The businesspeople I talked to this weekend told me that there is no problem for the exporting industries in Turkey for now, however the industry leaders have lowered their expectations vis-a-vis the country’s tourism performance. By the way, despite the increasing prices, the slowdown in restaurants and cafes in the first week of Ramadan has peaked out in recent days.

It was more expensive for single people or married people without children to cook at home in the past year than to have a meal in a restaurant. Now, eating at home and out has both become expensive. It is more logical for a family with at least 1 child to eat at home rather than in a restaurant, in terms of economies of scale.

Last month, I saw that some dishes were removed from the menu of a fish restaurant I always visit in Antalya When I asked why, the owner said something both interesting and reasonable: “For how much can I sell a seafood dish, the main ingredient of which costs TRY 300 per kilo?”. His answer was both rational and customer friendly. The owner apparently does not want to serve a high-priced meal and cause disruptive gossip for both himself and his restaurant, while also trying to keep his regular customers happy.

“Budgeting turned to be An Art Form Rather Than a Technique.”

Aside from the fact that the employees complain about the high cost of living and their low wages, the triple-digit increase in business and production costs creates huge problems in terms of retaining and improving their human capital. Companies are left without options in the face of the costs of the events and activities carried out to increase the know-how and the manners of employees and to enhance their sense of belonging. Most of them say, “I’m better off hit by a surprise expense than spending money on these expensive employee training and activities”. But the reality is that companies will now be hit by more and more unexpected increases in their operating costs. Sadly, budgeting has become more of an art form now than a simple technique.

On social media, everyone is posting the pictures of their gas and diesel bills to each other. On the other hand, foreign companies operating in markets that have price ceilings are hesitant to ship products to Turkey. Earning insufficient profit while costs keep rising cannot be sustained for a long time. In the event that the anticipated negative scenarios come true, a significant proportion of foreign firms would stop their activities in the Turkish market.
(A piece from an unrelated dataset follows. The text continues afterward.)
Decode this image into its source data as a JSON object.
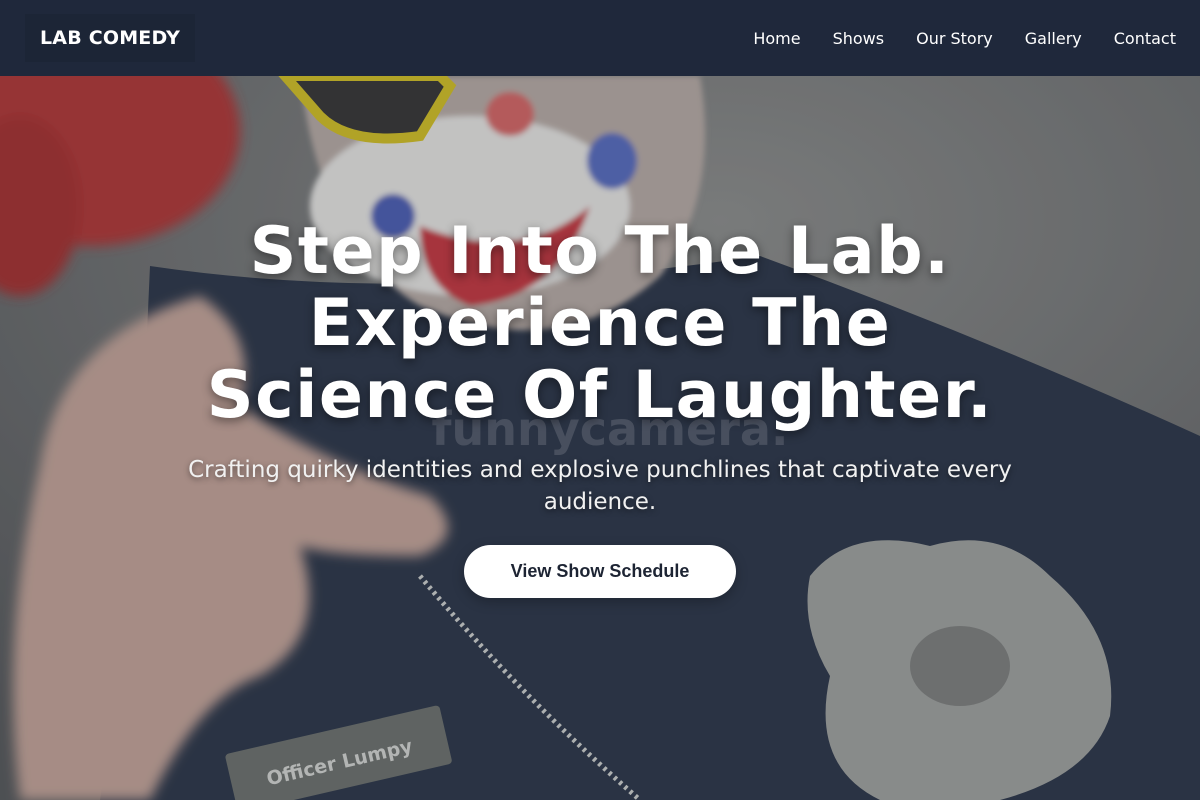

So, what to do? The first thing we should do to analyse our economy comprehensively and thoroughly, identify and fix the errors and the parts that are not compatible with the market economy, and start taking confidence-building steps without disturbing the parts that work just fine. Contrary to what is expected, I believe that these steps will help increase peace and stability in Turkey.